On the record before me, petitioners have failed to carry their burden of proof to rebut the presumption of regularity in the conduct of the May 20, 2014 election. While petitioners allege a number of irregularities, other than their conclusory allegations, they have failed to submit proof sufficient to demonstrate that any of the alleged irregularities actually occurred, affected the outcome of the vote, vitiated the electoral process or demonstrated laxity in adherence to Education Law.  Consequently, petitioners failed to establish any basis on which to overturn the results of the May 20, 2014 election.

Finally, to the extent that petitioners assert claims pursuant to FOIL, section 89 of the Public Officers Law vests exclusive jurisdiction over complaints alleging FOIL violations in the Supreme Court of the State of New York and alleged violations thereof may not be adjudicated in an appeal to the Commissioner (Appeal of Olka, 48 Ed Dept Rep 10, Decision No. 15,776; Application of Gentile, 47 id. 438, Decision No. 15,747; Appeal of T.K., 47 id. 234, Decision No. 15,679).  Therefore, I have no jurisdiction to address the FOIL allegations raised in this appeal.
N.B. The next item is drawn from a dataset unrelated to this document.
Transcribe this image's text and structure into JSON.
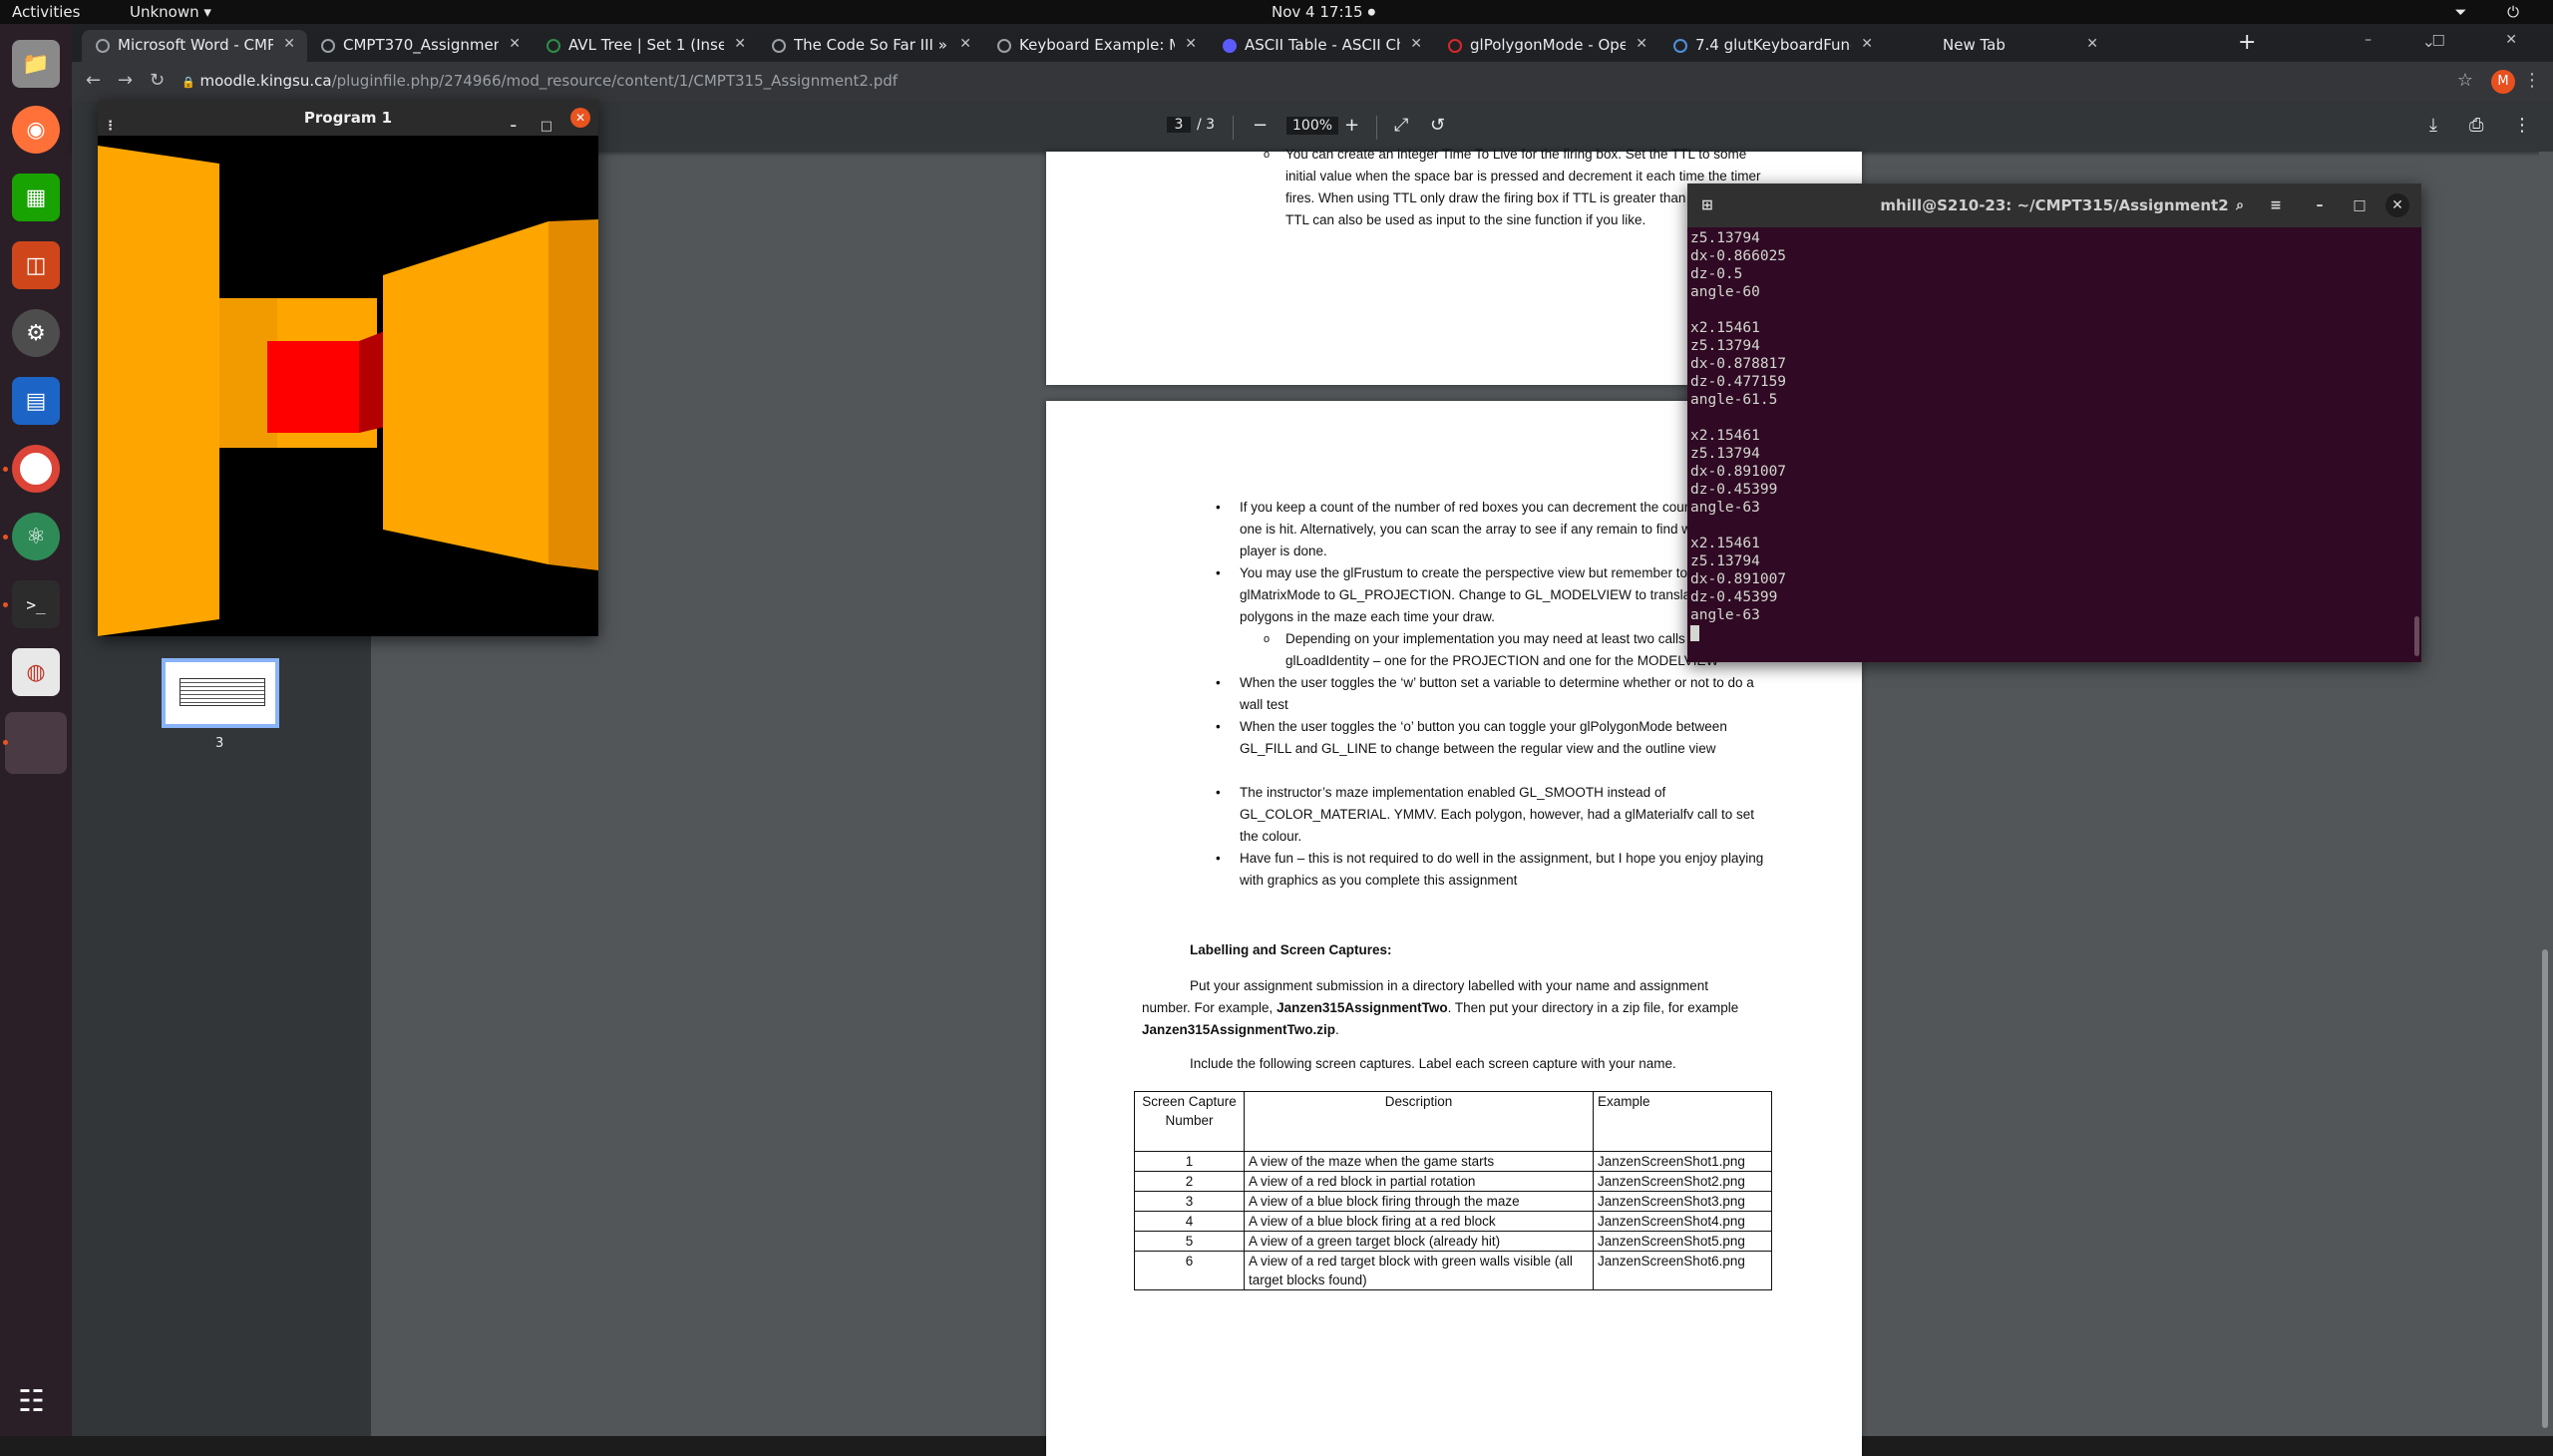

In light of this disposition, I need not address the parties’ remaining contentions.

THE APPEAL IS DISMISSED.

END OF FILE